5. Permission to appeal was granted by First-tier Tribunal Judge Mills. Paragraph 3 of his grant is particularly apt and I set it out below. He said:
“I consider that the grounds do make out an arguable case that the judge has erred in law in his consideration of the existence of Article 8 family life, given his acceptance that the appellant is presently dependent upon the financial support of the sponsor, and also that the sponsor is currently living with the appellant in Nepal.”
6. It is not surprising against that background that the Secretary of State, in a Rule 24 notice, conceded that the First-tier Tribunal had erred and invited this Tribunal to accept that an error had been made and to deal with the matter by a continuance hearing.
7. Mr Moriarty asked the rhetorical question, given the findings that had been established, “where is there to go?” The findings are reasons to allow the appeal on Article 8 grounds and Mr Whitwell, having had time to consider the matter, agreed. I make it plain that, in my view, he was quite right to do that.
8. In the circumstances, I find the First-tier Tribunal erred in law.

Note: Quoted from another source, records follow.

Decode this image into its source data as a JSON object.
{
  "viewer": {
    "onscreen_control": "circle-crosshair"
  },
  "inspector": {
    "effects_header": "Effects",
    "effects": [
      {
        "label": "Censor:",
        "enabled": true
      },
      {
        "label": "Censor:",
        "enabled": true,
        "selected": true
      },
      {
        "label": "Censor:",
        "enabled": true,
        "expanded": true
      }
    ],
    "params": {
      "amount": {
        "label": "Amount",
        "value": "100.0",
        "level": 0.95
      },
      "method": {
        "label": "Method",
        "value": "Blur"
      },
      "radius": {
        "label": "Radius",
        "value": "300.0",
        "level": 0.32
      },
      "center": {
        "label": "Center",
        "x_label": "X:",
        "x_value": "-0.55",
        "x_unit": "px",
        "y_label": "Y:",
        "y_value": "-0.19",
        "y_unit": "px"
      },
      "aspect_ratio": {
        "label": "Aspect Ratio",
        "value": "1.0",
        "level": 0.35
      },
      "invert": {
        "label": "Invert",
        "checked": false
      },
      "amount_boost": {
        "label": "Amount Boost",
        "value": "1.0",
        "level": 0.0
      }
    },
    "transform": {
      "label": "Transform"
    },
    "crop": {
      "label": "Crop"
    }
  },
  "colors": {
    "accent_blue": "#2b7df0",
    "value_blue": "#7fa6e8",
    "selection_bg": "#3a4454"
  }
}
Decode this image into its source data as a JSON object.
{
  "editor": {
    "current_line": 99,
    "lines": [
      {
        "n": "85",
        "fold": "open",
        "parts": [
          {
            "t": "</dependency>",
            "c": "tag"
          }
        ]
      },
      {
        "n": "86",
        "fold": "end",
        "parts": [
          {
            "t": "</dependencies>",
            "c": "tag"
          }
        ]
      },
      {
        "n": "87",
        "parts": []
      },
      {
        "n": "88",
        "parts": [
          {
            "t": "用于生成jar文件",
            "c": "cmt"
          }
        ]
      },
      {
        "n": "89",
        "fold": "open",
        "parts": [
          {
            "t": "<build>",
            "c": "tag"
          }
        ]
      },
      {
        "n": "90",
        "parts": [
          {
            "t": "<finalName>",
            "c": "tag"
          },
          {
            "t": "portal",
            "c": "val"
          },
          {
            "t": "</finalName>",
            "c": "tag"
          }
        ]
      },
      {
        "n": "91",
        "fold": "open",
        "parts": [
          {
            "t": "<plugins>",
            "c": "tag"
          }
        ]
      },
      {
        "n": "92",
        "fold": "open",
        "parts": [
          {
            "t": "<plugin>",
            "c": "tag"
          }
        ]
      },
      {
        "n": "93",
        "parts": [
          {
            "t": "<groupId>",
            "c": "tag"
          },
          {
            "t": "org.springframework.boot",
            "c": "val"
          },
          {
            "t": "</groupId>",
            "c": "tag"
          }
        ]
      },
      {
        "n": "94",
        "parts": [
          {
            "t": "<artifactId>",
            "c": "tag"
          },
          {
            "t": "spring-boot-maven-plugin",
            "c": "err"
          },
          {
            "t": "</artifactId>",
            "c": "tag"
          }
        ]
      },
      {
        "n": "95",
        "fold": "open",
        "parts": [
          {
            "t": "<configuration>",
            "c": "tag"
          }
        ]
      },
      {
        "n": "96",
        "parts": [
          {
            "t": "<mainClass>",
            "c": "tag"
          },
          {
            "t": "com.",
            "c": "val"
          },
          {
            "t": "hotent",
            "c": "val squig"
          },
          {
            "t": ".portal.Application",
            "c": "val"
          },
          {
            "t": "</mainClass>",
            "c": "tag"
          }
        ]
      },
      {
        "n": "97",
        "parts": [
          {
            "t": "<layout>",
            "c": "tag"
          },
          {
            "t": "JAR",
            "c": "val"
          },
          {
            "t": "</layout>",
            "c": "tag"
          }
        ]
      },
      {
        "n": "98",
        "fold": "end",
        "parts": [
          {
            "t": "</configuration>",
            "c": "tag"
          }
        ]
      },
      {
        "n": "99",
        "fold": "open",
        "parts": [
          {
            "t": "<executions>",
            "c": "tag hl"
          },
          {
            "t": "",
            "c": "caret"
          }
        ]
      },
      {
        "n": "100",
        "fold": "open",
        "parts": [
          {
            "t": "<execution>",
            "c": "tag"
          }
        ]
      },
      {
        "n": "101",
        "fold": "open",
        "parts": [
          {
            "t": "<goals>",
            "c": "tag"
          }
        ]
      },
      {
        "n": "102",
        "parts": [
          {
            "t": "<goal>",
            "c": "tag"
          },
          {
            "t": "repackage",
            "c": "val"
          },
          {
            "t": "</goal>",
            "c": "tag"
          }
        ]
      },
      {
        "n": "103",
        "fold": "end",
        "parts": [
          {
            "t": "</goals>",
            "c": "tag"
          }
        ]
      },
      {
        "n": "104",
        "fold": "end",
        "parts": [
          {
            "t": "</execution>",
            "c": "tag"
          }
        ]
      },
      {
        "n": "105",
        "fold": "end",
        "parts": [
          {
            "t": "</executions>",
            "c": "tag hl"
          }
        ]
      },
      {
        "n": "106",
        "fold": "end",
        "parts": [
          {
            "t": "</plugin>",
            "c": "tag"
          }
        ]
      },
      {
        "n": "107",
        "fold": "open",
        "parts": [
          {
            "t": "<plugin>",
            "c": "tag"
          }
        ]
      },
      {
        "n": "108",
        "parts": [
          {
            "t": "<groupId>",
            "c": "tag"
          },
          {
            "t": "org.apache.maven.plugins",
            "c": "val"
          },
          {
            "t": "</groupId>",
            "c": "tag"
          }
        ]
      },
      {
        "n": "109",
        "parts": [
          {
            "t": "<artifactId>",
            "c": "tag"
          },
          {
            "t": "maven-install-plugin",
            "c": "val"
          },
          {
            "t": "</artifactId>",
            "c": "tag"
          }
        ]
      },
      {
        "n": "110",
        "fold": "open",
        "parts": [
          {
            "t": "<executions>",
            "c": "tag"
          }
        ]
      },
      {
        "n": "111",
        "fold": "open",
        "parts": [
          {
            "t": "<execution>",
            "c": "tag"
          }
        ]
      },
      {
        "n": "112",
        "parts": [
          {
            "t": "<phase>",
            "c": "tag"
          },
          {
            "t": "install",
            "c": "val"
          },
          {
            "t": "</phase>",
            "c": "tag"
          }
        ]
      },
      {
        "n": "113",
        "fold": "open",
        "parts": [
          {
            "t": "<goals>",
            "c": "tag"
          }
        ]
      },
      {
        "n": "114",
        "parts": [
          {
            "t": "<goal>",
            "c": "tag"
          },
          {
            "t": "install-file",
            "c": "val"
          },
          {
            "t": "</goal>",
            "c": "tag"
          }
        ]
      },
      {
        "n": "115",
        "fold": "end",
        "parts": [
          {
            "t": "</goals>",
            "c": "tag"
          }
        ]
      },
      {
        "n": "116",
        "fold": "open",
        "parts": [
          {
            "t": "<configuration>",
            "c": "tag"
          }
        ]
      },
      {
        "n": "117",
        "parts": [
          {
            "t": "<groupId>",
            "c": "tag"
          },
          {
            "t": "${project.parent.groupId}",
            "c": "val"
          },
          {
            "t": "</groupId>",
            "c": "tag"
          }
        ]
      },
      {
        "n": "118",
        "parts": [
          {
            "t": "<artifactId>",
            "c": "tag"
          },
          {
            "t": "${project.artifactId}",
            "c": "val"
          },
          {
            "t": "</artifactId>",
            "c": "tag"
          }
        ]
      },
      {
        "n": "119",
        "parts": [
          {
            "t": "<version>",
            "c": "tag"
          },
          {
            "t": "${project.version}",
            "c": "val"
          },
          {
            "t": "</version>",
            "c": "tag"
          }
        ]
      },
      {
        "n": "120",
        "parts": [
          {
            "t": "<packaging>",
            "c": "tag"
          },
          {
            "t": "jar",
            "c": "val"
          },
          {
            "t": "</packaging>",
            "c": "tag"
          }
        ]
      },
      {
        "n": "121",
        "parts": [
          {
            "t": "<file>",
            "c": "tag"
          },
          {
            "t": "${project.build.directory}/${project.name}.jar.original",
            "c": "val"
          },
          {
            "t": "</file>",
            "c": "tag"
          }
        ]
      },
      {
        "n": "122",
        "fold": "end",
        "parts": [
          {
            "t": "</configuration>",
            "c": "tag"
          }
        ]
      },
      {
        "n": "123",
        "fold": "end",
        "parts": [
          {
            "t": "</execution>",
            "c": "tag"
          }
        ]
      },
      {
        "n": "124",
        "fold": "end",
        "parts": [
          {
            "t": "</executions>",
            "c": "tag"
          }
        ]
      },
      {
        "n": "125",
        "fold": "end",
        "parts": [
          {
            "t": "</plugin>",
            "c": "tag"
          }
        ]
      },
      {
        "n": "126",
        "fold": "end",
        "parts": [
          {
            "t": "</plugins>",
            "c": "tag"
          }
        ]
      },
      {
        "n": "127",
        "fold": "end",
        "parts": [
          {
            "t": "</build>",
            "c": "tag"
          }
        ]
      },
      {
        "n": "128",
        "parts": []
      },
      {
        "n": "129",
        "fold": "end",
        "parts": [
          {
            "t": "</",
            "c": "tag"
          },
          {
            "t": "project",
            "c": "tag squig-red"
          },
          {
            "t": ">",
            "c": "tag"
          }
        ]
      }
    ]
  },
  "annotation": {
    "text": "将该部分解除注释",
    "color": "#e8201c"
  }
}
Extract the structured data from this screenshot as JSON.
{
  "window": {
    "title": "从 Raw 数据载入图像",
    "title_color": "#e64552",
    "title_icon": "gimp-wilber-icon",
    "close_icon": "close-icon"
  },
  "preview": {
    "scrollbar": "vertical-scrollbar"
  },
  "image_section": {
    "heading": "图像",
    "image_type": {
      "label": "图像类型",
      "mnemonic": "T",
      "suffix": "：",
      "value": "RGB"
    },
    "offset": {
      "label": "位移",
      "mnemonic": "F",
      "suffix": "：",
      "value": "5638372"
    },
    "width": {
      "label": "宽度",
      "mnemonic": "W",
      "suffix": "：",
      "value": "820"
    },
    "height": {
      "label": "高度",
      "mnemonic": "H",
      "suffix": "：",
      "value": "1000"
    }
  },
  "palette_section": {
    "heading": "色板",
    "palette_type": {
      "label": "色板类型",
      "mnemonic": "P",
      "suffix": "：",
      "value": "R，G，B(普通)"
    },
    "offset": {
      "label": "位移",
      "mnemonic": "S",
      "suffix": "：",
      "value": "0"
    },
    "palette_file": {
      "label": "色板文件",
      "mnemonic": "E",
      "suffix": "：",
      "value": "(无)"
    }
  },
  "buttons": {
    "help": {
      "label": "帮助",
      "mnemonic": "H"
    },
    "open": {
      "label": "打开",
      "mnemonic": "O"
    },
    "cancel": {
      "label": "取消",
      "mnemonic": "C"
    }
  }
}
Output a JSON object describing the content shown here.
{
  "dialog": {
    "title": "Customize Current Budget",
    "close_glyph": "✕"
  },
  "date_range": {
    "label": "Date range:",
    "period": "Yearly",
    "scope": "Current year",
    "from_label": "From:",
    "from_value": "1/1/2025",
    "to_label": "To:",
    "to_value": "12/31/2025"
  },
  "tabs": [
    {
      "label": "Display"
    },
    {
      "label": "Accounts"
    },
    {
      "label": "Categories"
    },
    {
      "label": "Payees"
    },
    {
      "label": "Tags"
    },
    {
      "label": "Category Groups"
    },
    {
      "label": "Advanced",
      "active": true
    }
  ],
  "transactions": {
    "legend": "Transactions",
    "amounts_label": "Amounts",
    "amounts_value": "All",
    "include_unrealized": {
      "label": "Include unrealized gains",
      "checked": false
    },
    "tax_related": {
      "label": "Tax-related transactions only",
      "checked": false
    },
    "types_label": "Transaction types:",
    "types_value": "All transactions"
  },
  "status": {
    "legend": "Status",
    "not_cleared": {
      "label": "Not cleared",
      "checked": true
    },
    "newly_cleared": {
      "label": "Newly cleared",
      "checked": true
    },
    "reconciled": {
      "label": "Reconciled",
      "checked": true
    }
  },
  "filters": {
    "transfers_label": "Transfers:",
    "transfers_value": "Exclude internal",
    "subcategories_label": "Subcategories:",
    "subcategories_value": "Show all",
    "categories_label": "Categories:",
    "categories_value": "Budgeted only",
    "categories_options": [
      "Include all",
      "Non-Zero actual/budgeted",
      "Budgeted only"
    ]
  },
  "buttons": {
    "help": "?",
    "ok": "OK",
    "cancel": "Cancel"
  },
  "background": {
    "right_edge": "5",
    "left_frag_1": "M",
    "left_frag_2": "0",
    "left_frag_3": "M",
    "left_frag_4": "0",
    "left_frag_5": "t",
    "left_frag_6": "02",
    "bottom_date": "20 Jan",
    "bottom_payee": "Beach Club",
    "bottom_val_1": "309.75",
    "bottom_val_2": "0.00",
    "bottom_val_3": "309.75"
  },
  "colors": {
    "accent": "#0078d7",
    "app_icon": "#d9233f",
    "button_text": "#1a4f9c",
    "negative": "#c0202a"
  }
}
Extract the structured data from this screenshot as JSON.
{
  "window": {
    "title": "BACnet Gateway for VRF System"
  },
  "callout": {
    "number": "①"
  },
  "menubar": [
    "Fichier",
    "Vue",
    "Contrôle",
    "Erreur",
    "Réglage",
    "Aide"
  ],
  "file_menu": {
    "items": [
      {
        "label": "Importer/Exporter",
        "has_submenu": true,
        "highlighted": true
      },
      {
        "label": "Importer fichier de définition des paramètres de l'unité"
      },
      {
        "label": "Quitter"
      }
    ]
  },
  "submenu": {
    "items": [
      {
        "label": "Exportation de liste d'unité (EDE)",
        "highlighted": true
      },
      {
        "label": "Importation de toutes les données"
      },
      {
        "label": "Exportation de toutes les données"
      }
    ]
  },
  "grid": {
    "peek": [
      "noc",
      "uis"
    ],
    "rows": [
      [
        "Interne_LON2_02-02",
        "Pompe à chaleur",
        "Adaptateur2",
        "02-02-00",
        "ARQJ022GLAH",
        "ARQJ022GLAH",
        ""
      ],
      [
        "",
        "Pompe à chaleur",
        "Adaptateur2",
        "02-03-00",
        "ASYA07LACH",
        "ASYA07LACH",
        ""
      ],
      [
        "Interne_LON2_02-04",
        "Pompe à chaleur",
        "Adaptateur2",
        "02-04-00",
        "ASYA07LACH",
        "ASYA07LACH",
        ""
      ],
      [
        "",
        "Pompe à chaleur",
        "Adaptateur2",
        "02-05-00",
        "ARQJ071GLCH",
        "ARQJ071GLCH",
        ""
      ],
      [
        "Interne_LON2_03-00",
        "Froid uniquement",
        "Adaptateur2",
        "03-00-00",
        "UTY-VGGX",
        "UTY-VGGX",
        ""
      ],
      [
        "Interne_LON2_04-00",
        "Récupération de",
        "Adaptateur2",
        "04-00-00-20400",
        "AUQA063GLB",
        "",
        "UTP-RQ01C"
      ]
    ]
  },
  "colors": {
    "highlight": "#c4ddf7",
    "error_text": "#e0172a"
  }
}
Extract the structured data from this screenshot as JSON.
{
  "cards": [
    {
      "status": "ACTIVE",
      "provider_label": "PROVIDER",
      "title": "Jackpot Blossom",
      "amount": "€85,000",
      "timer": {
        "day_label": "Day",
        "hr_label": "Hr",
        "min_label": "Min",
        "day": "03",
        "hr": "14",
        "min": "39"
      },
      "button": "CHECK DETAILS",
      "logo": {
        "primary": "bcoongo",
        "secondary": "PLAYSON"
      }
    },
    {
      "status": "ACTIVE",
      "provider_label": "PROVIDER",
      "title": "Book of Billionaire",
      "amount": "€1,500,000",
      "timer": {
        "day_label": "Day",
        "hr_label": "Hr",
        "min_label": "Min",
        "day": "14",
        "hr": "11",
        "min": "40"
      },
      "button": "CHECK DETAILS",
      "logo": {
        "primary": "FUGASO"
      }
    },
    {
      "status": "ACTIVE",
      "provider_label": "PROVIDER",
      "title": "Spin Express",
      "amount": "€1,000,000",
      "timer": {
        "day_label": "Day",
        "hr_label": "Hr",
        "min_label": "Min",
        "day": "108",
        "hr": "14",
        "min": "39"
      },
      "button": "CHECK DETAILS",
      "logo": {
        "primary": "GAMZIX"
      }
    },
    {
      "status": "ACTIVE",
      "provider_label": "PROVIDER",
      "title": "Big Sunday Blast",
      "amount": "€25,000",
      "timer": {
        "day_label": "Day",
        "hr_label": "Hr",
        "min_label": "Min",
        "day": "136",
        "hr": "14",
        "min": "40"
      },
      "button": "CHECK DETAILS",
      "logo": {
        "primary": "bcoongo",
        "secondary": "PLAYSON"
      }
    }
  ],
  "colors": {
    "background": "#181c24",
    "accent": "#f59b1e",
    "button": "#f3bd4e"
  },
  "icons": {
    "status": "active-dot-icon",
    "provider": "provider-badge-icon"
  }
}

Notice of Decision
9. I set aside its decision and I substitute a decision allowing the appellant’s appeal against the decision of the Entry Clearance Officer.
Judge of the Upper Tribunal
Dated 12 January 2023